There's a sweet summer flea market that started up last year, way out in the far end of LIC, near the park. It's a bit of a walk from the subway, but well worth it - they attract local vendors from around the area and it's given me a chance to sample restaurants I might not normally frequent. They recently announced that they're gonna expand into the lot of the world famous Kaufman Astoria Studios this summer.

There are also some nice coffee shops in LIC that I frequent, although their big drawback is that they close early - around seven. Sometimes I cafe-hop between LIC and Greenpoint & Williamsburg in Brooklyn. It's easy when you can walk over the Pulaski Bridge. The bridge is scheduled to undergo some changes in which bikers will have their own lane, separate from the pedestrians, and I can't wait. There's not a lotta room for both as it is now.

Patricia Field
Anyway, all the changes to LIC have made it an attractive spot for the Queens World Film Festival (QWFF) and this year it hosts a new venue: the Nesva Hotel. When I first walked there, I saw a comparatively tall, wide looking building rising from up above the smaller residential houses. I took a picture of it before I realized that this wasn't the Nesva, it was a Holiday Inn! The Nesva was the slightly smaller, slimmer building across the street. (One wonders how they deal with the competition.) I stayed for two blocks of films last night: one, a feature length-film called The Little House That Could, a documentary; and the other a grab bag of shorter films, like most of the QWFF blocks tend to be.

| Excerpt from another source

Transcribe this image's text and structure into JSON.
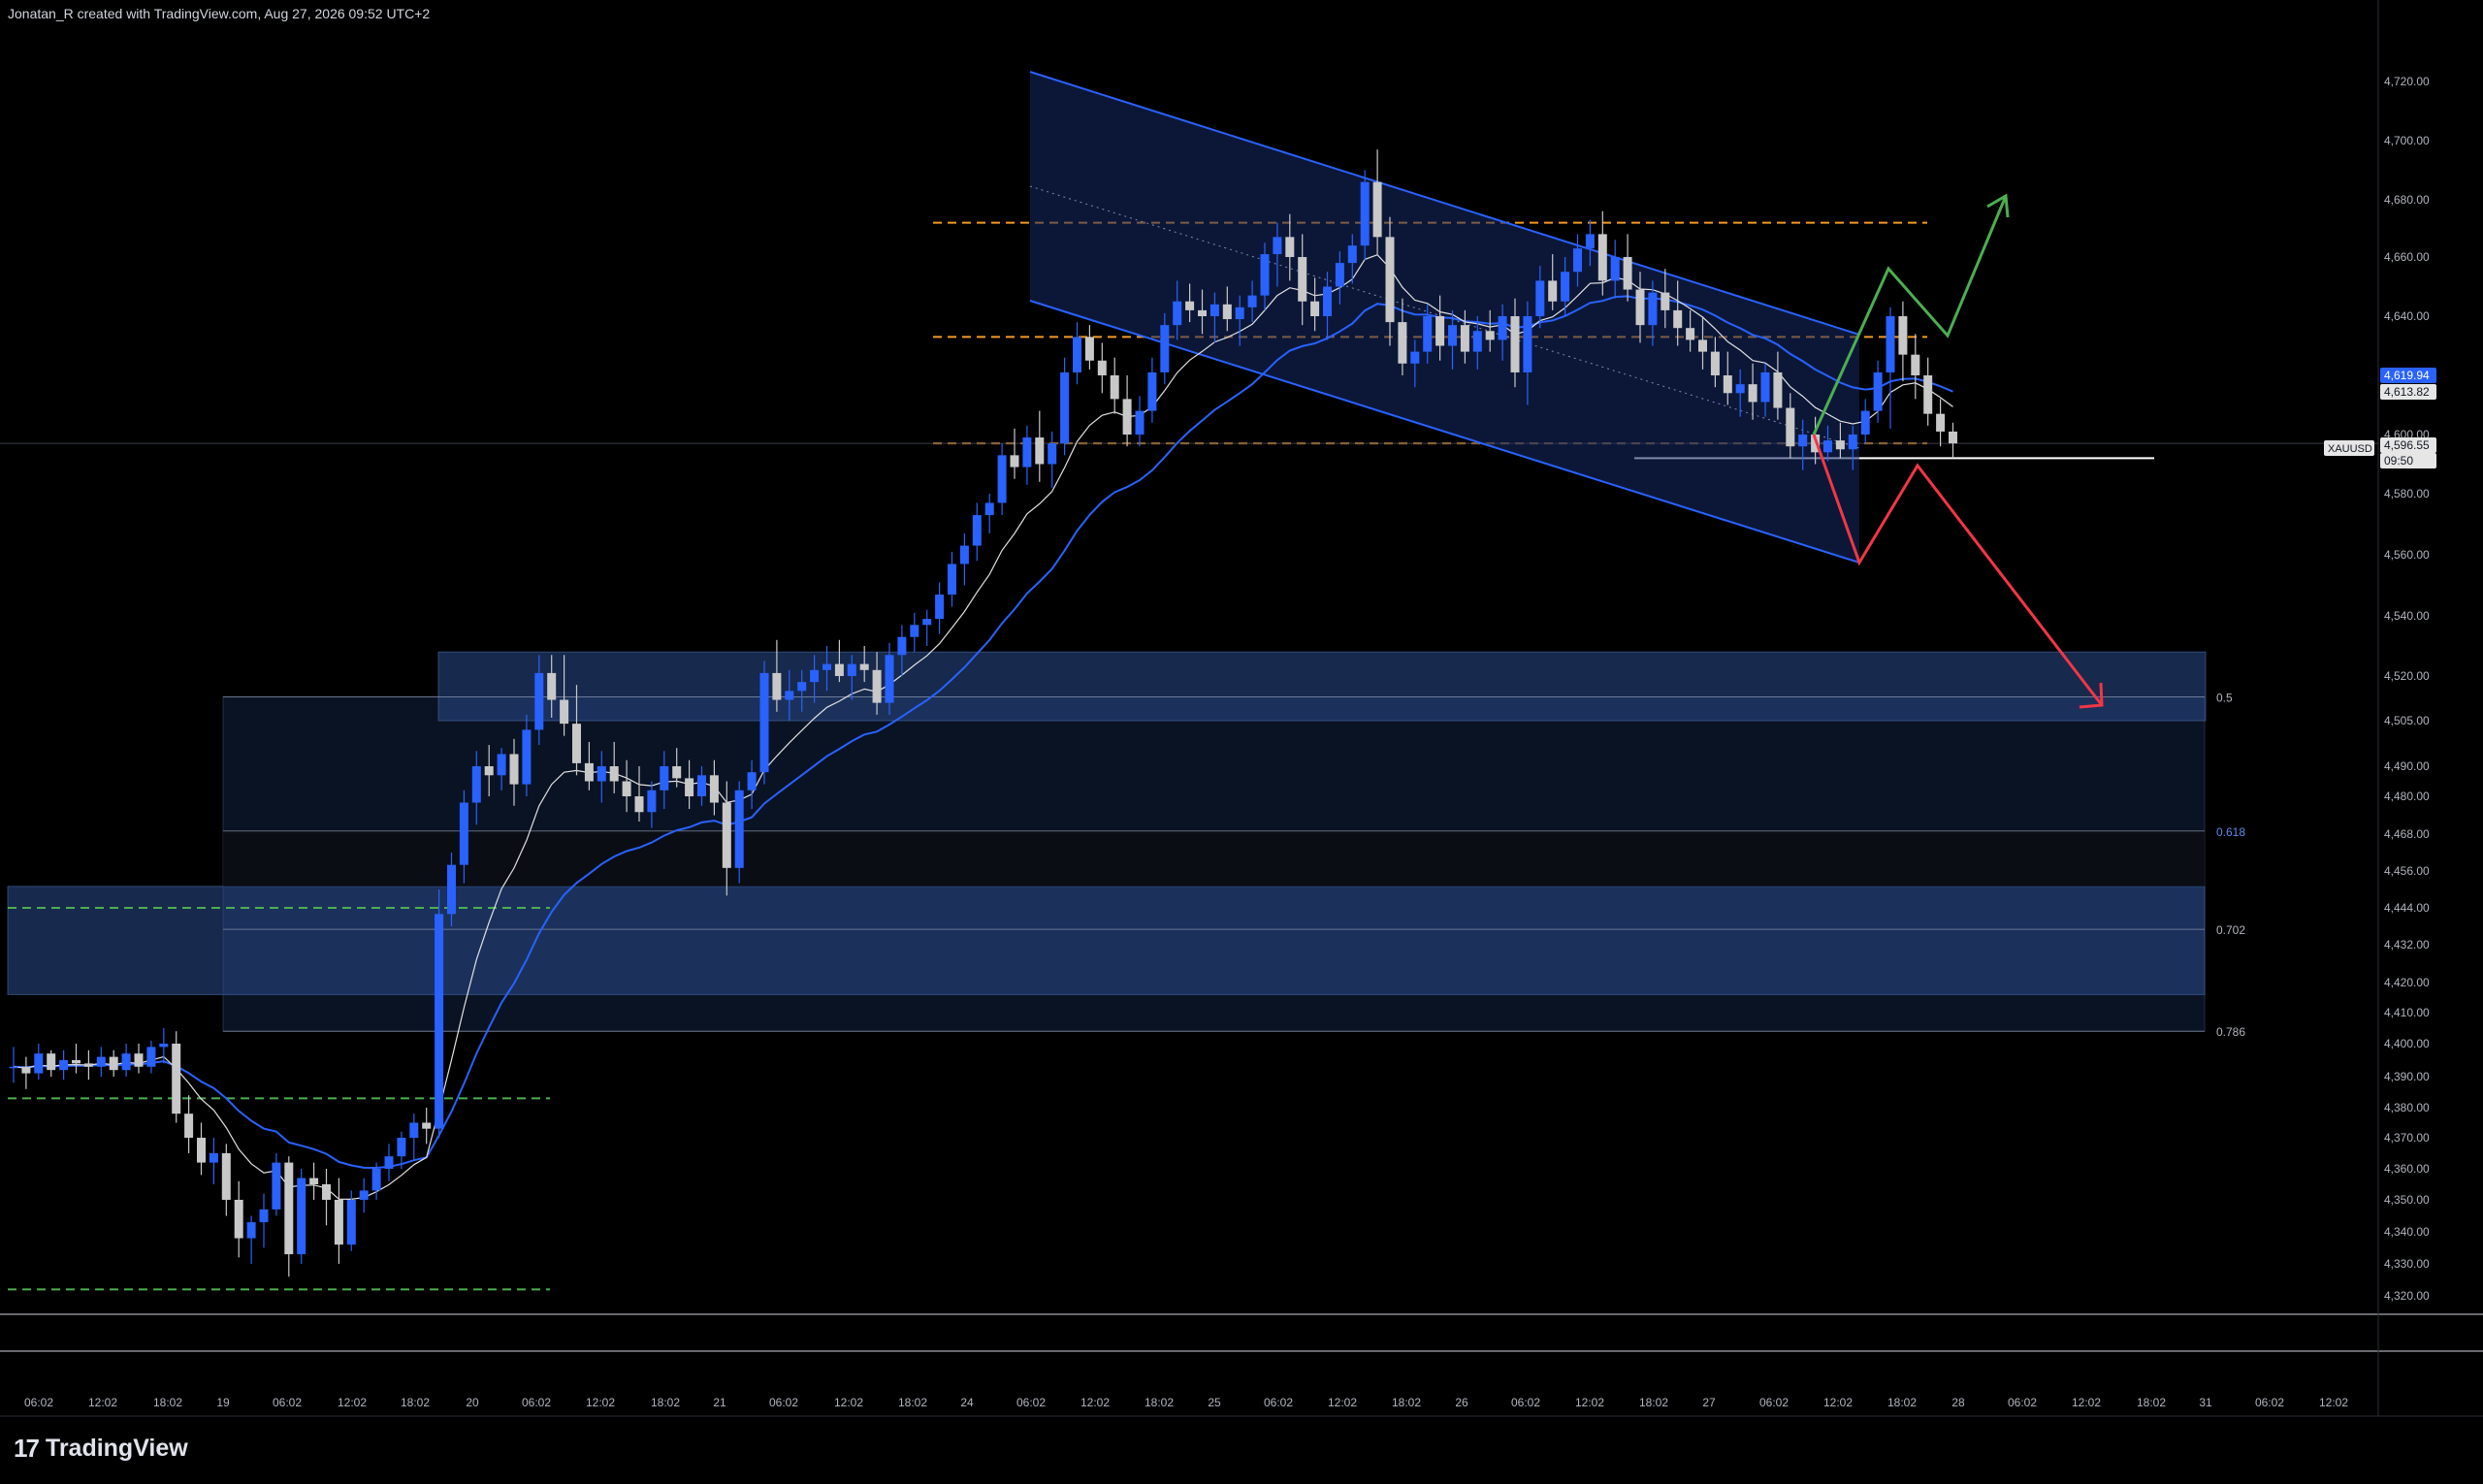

House portrays the life and career of film and TV costume designer and stylist Patricia Field, of Sex and the City fame, as seen through the eyes of the many friends, co-workers and peers who worked at her Greenwich Village boutique and salon, which was also a home for many LGBT kids who needed one. Field embraced a wide variety of these people, provided they did their fair share in helping to run the boutique, of course, and a number of them went on to achieve fame in fields ranging from art to fashion to music. They became a surrogate family, with Field as the matriarch who ruled more like a patriarch.

'House' director Mars Roberge (third from left), w/friends
Director Mars Roberge does a good job of gathering testimonials from so many people and providing a voice for what has long been a disenfranchised and discriminated segment of society. The problem I had with it, though, is that as a film, House doesn't offer a wider context for those, like me, who are unfamiliar with Field and/or didn't experience the 80s and 90s from a LGBT perspective. It's too anecdotal, too much of an insider movie; after awhile, it felt a bit like listening to your grandpa telling the same stories of his glory days for the 59th time. Still, for what it is, it's a nice tribute to Field and the legacy she has left. Here's the website and here's the trailer.

Then there were the shorts. Seed Story tells the rise and fall of a miniature civilization centered around the growth of a single dandelion, using tiny figurines and created props in La Jetee-style still shots. Neat way to depict how simple ideas can be twisted and reshaped according to who's in charge... Rotkop, from Belgium, is about a bullied teen and his cancer-ridden mother. The protagonist isn't entirely sympathetic, but that's okay; that means it has gravitas without being too cliche... in Fe la Vida, from Spain, a clerical error sends a woman through a maze of bureaucracy. Couldn't tell if this was supposed to be satirical or not... An artist tries to recreate the image of the woman of his dreams, literally, in the wordless L'ombra Interior, also from Spain. Kinda surreal, yet poetic as well... and in a third Spanish short, Only Solomon Lee, a series of stolen laptops inspires a creepy loner to connect with people in disturbing ways. Very uncomfortable to watch, though in a positive way.